Many people tend to associate sexting with teen males and they fail to realize that females are equally involved in this kind of activity.
“I don’t really see a problem with teens sending pictures,” says a female senior Lobo at Chaparral High School (CHS) who wishes to remain anonymous. “It’s our body, so it’s not really anybody else’s business.”
Many teens fail to recognize the risks of sexting, but they are ever present and more dangerous than ever in today’s society “Once you send a picture the other person has it and they can do anything and it’s kind of scary,” says a female freshman at CHS.
Regardless of the risks, several females engage in these activities. “I know it can be dangerous with the wrong person but I trust my boyfriend,” says a senior Lobo. She, along with several other females at CHS, has engaged in these activities multiple times. “It’s not like he’s forcing me to send them so it doesn’t matter.”
On the other side of the same spectrum are the females that send explicit messages and photos because they feel as though they have to. “Sometimes it’s the difference between him loving you and him leaving you,” says a junior Lobo. In situations like this, a teen’s judgment can be clouded by teenage feelings and hormones, leading them to ignore possible risks.
Teens feeling pressured into sending explicit messages and images brings to light a terrifying aspect of teen sexting. At what point does sexting turn from exploration to exploitation? Several teens are either pressured or threatened into sending images that they do not want to send. Blackmail can easily become a part of the process. “He told me if I didn’t send another one he would send my last one to his friend,” says a lobo from CHS. “I guess I felt like I had to or he would start s**t.”
All of this information comes together to show that females as well as males take part in sexting activities.
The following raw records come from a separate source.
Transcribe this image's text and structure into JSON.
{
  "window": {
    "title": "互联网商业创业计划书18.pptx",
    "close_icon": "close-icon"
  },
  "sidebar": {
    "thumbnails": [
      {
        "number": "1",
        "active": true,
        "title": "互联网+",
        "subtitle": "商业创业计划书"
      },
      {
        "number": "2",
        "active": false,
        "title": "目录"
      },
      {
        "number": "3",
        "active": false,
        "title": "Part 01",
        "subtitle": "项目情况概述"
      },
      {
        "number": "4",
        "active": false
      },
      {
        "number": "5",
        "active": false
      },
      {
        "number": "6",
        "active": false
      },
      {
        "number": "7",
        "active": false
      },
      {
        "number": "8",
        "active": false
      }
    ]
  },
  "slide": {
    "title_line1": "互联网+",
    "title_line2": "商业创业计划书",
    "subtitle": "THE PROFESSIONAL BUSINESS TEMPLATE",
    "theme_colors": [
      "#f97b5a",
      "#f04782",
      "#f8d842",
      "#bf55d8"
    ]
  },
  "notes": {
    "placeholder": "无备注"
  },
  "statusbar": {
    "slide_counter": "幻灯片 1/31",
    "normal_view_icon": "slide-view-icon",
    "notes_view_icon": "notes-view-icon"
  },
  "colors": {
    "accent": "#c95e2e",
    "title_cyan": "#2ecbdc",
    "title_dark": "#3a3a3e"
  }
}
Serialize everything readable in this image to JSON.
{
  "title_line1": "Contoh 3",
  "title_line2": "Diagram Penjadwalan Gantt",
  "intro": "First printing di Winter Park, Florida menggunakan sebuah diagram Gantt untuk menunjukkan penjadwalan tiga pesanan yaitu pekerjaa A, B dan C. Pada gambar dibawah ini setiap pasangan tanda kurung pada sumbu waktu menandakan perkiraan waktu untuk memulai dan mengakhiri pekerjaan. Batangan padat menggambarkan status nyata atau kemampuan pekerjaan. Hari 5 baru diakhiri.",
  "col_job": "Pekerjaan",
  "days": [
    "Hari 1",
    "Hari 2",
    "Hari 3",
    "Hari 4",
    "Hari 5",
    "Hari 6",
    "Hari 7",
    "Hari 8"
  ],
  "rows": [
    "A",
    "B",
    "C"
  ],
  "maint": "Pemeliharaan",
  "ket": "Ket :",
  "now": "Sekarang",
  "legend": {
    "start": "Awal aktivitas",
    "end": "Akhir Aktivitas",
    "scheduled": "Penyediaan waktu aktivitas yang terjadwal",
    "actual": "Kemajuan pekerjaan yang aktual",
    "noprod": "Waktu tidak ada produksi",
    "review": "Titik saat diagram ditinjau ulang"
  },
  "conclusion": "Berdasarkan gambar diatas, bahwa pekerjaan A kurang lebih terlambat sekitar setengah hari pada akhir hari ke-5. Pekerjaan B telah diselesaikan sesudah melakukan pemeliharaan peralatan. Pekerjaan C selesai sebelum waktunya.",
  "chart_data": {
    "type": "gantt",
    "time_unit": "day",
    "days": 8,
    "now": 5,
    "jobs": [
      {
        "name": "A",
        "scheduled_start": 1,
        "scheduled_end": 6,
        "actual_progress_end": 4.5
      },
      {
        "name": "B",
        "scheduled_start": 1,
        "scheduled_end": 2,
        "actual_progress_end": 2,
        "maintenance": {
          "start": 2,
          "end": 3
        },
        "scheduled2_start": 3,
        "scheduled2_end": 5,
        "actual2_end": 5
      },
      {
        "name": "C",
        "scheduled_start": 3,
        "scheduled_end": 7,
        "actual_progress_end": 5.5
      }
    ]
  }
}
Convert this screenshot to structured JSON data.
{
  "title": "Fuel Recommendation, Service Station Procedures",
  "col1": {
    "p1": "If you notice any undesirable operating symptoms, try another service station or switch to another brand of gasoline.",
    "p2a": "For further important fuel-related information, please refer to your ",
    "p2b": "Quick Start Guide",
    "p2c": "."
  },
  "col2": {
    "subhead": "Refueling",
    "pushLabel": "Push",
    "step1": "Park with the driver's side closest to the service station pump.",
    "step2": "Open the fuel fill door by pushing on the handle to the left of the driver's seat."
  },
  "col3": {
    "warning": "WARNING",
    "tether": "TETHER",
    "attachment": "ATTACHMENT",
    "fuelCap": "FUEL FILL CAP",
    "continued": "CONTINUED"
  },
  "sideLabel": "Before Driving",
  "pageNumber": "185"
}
Perhaps sexting is a healthy part of teenage sexual development and perhaps it can be dangerous, but no matter your perspective, it is a fact that teenagers are constantly engaging in sexual activity via their cell phones and computers.
Underage sexting is a crime commonly committed by youth in high schools, middle schools and even some elementary schools nationwide. Chaparral High School’s newspaper, The Howler, looks to shed light on the issue by creating three different stories, one from the perspective of male students who were perpetrators or victims of sexting, one from the perspective of female students who were perpetrators or victims of sexting, and one based on New Mexico and Texas laws governing sexting by minors and sexting between a minor and an adult. The objective of the three stories is to determine the frequency of perpetrators and victims in Chaparral, to warn of the different crimes that are committed through sexting and to express the severity of each crime through possible court sentencing. Although the articles are entirely based on Chaparral schools and surrounding areas, they may be used as a starting point to warn students of the severity of sexting and the court sentences that could follow.
The creation of the three stories is based on student input and laws directly from legal sources. Each story is factually accurate meaning that when opinions are used they are intended as opinions and when facts are used they are based on reliable sources. The stories are intended to warn and not to convince but may convince when laws and consequences are highlighted.
The Howler decided to maintain student anonymity to minimize the harm that may be caused. Students were told to describe their situations regarding sexting and The Howler committed to keeping students anonymous so said students would not face legal jeopardy. Information gathered was used purely to inform our readers.